[ Historic Dunbar Theatre ]

Location: 1007 N. Cleveland Street

Built in 1941 and served until 1963 as the only movie theater available to the African-American community in Wichita.

The Dunbar Theater holds a special place in the memories of many as a cornerstone of what was once the thriving commercial hub of Wichita’s African-American community during the 1940s and 1950s. Many enthusiastically recall the popularity of the bustling neighborhood — with its drug store, ice cream shop, hair salons, cafes — and the Dunbar Theater for movies.

For decades, now, though, the theater has been vacant, deteriorating slowly, along with the surrounding neighborhood. However, a recent revival of interest in inner-city property for new development has brought new hope and new life to old neighborhoods, including the McAdams Neighborhood.

The City of Wichita decided to commission a Feasibility Study to determine the viability of redeveloping the theater as a visual and performing arts center.  The study found that redevelopment of the Dunbar Theater will fill an unmet niche in the community for a performing arts venue with approximately 200 seats — while also providing the surrounding neighborhoods with a much-needed facility to host meetings, receptions, youth activities and civic events.

The study estimates that the Dunbar Theater can be reopened for about $1.5 million — a fraction of the cost of a new theater, bringing the Theater to life for its first public uses. Additional improvements will be done in two additional phases, costing approximately $1.5 million each, to achieve the full capability of the Theater.

The Dunbar Theater Redevelopment Feasibility Study Report is available for viewing at the City of Wichita Planning Dept. website.

As part of a community-based initiative, POWER CDC is taking the lead role with the acquisition and re-development of the Dunbar Theater, and today owns this historic prize. Accordingly, POWER CDC is now accepting financial contributions to redevelop and operate the theater.

“This project pulls community people into the process of recalling and claiming their history and preserving it in murals and art work as well as in film and an exhibit that can be borrowed for use in the schools of the neighborhoods. Multiple organizations are ready to work with Horizontes which has already been networking with the Evergreen Community Center, the Dunbar Theater group, entrepreneurship expert Dr. Robert Weems and others at Wichita State University who are local history experts, notably Dr. Jay Price.
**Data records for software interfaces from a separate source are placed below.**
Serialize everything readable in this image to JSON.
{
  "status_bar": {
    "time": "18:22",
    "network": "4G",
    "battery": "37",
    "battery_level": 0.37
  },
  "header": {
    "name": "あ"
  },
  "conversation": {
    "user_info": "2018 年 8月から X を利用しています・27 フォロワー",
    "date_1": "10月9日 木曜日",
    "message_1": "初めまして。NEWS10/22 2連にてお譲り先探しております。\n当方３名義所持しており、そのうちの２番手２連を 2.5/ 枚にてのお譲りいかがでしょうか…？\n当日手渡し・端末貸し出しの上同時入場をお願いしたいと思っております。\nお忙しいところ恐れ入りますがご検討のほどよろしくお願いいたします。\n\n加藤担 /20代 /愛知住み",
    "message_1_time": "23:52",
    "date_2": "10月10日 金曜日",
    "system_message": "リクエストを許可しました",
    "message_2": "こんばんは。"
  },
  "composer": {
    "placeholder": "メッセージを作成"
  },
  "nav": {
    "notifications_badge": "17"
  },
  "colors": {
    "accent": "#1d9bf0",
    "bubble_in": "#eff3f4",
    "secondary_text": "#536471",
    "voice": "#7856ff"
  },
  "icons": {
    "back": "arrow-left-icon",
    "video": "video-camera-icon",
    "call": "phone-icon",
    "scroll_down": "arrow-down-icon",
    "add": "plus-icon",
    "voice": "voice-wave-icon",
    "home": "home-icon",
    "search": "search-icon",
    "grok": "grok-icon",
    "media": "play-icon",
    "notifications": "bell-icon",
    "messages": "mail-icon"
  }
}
We see in some recent collaborative projects how the humanities can generate considerable community interest in renewing neighborhood pride and knowledge of the past. I have experienced that in jointly authoring a book on African Americans in Wichita with Drs. Weems, Price, and Mark McCormick and his staff. I have also seen it in the Kansas Humanities Council grant project the Kansas African American Museum took on to interview 20 people, black and white, about their memories of the 1960s, especially the 1966-69 period of turmoil. We showed the video made from that grant to a standing room only crowd of East High alums from the class of 1967 last summer.  We also learned that you need a larger budget to make a film that is technically up to the current standard! There is cross-fertilization beginning between the North and North East neighborhoods in the past few months that the director of this project has already begun.

~ an excerpt from the “Humanities Statement” written by Gretchen Eick, PH.D., Professor of History Emerita at Friends University, Wichita, Kansas

Dunbar Theatre - Back
Samuel Thompson, 2018, photographed by Juan Garcia

Samuel Thompson, 2018, photographed by Juan Garcia

Karmeleta Burnett, 2018, photographed by Ashwin Govindarajan

Sean Gates, 2018, photographed by Alexis Rivierre

Marvin Stone, 2018, photographed by Xavier Leija

Marvin Stone, 2018, photographed by Xavier Leija

Maella Sabas
Community Member Interview

“My favorite memories as a child is just getting together for holidays with the family and playing Loteria (Mexican Bingo). We lived right in front of Horace Mann… I remember just playing with my cousins in the playground, having summer school there, [and] various activities.”  “I saw my parents, how they worked so hard and I knew I didn’t want that path of working long hours. And they always told me, ‘No trabajes como un burro,’ meaning, ‘Don’t work like a donkey. Get an education.’ So that was always in the back of my head that I had to get an education.”  “Evergreen Park was always a nice place to go to with family and friends and just hanging out. I went to Cloud Elementary after second-grade year, and just… That was my safe zone. School, education was my safe zone. Another great memory I remember growing up is, I never went to school hungry because there was this church where they provided breakfast for us. That was just really nice because the smell of french toast, eggs and just being able to have breakfast before going to school was something I looked forward to because it was home-made and all these old ladies cared about you.”

Antonesha Walker, 2018, photographed by Alexis Rivierre

Antonesha Walker, 2018, photographed by Alexis Rivierre

Christopher Walker, 2018, photographed by Juan Garcia

El Sueño Original (12-19-18)

Patricia Williams, 2018, photographed by Horizontes